After the judgment was delivered. Belgrade’s legal representatives pointed to the parts of the judgment where, as they termed it, Serbia was “acquitted of the gravest accusation in its history: the commission of genocide, complicity in it or instigation to it”. According to them, Serbia “still has the obligation to face those who besmirched the name of the Serbian people by committing these heinous crimes" and has to ensure that they are surrendered to the ICTY.

Ambassador Radoslav Stojanovic, Belgrade's agent, first gave a brief statement in Serbian expressing his "professional satisfaction" as the Court accepted "our argument that no one could prove that the Serbian people had the intent to destroy the Muslim people". Speaking in French afterwards, he expressed his "regret for of all the Muslim, Croatian and Serbian victims in Bosnia Herzegovina".

The BH representatives admitted that they “did not get everything we wanted" but stressed, "we got quite a lot". First of all, it was confirmed that the Bosnian Serb forces had committed a number of grave crimes tantamount to "acts of genocide". With the exception of Srebrenica, they could not be qualified as genocide because of the difficulties involved in proving the existence of “genocidal intent”.

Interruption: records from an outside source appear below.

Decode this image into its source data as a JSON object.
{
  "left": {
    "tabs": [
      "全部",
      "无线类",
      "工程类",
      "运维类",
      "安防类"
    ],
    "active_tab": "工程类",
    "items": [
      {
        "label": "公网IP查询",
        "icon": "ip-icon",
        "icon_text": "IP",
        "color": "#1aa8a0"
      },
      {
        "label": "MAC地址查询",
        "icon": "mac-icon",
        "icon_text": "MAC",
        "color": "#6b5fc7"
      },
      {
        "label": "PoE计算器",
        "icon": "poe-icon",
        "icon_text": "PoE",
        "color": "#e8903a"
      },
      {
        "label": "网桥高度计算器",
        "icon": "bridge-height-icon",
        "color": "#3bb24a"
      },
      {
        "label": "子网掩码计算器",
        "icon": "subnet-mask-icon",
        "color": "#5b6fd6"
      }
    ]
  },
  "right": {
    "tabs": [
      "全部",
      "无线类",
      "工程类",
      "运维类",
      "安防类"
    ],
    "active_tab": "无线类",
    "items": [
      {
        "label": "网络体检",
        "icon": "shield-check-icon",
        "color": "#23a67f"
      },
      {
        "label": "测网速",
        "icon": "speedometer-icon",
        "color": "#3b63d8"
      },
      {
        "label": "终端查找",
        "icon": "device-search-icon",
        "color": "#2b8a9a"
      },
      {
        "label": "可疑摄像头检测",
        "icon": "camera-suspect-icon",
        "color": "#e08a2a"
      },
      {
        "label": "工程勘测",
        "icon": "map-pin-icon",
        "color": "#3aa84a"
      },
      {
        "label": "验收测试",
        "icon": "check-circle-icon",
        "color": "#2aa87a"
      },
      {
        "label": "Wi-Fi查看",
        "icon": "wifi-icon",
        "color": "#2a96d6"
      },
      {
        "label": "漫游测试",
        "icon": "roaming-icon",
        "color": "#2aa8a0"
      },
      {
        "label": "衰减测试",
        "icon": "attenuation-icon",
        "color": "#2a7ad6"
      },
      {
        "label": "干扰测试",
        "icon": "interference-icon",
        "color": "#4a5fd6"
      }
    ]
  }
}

Sakib Softic, BH agent, emphasized the fact that both parties "should accept the judgment in its entirety, and not only in parts favorable to them”. In his view, after the highest world court found that Republika Srpska forces had committed genocide in Srebrenica, it was necessary "to do something to reverse its consequences". Softic announced that BH would address the Security Council if Serbia, following the judgment, still refused to surrender Mladic and other fugitives from the international justice. The Security Council is in charge of the enforcement of the judgments delivered by the International Court of Justice, the highest judicial body in the UN organization.